What is expected
Retype all the records with nothing changed.

***** Dataset

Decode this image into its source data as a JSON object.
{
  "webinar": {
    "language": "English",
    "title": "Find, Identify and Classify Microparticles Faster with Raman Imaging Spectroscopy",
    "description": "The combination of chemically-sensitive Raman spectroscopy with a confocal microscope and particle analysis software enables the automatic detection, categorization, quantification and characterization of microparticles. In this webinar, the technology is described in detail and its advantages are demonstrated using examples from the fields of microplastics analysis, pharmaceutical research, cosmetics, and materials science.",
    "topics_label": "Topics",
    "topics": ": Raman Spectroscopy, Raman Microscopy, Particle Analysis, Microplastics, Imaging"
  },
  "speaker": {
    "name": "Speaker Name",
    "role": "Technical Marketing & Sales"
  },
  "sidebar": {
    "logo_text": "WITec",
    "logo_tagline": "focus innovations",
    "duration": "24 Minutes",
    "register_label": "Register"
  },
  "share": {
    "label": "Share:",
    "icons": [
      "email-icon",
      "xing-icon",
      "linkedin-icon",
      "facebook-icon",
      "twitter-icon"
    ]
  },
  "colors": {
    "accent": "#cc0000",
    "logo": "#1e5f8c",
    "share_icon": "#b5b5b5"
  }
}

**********

Output for this task
Decode this image into its source data as a JSON object.
{
  "webinar": {
    "language": "English",
    "title": "Find, Identify and Classify Microparticles Faster with Raman Imaging Spectroscopy",
    "description": "The combination of chemically-sensitive Raman spectroscopy with a confocal microscope and particle analysis software enables the automatic detection, categorization, quantification and characterization of microparticles. In this webinar, the technology is described in detail and its advantages are demonstrated using examples from the fields of microplastics analysis, pharmaceutical research, cosmetics, and materials science.",
    "topics_label": "Topics",
    "topics": ": Raman Spectroscopy, Raman Microscopy, Particle Analysis, Microplastics, Imaging"
  },
  "speaker": {
    "name": "Speaker Name",
    "role": "Technical Marketing & Sales"
  },
  "sidebar": {
    "logo_text": "WITec",
    "logo_tagline": "focus innovations",
    "duration": "24 Minutes",
    "register_label": "Register"
  },
  "share": {
    "label": "Share:",
    "icons": [
      "email-icon",
      "xing-icon",
      "linkedin-icon",
      "facebook-icon",
      "twitter-icon"
    ]
  },
  "colors": {
    "accent": "#cc0000",
    "logo": "#1e5f8c",
    "share_icon": "#b5b5b5"
  }
}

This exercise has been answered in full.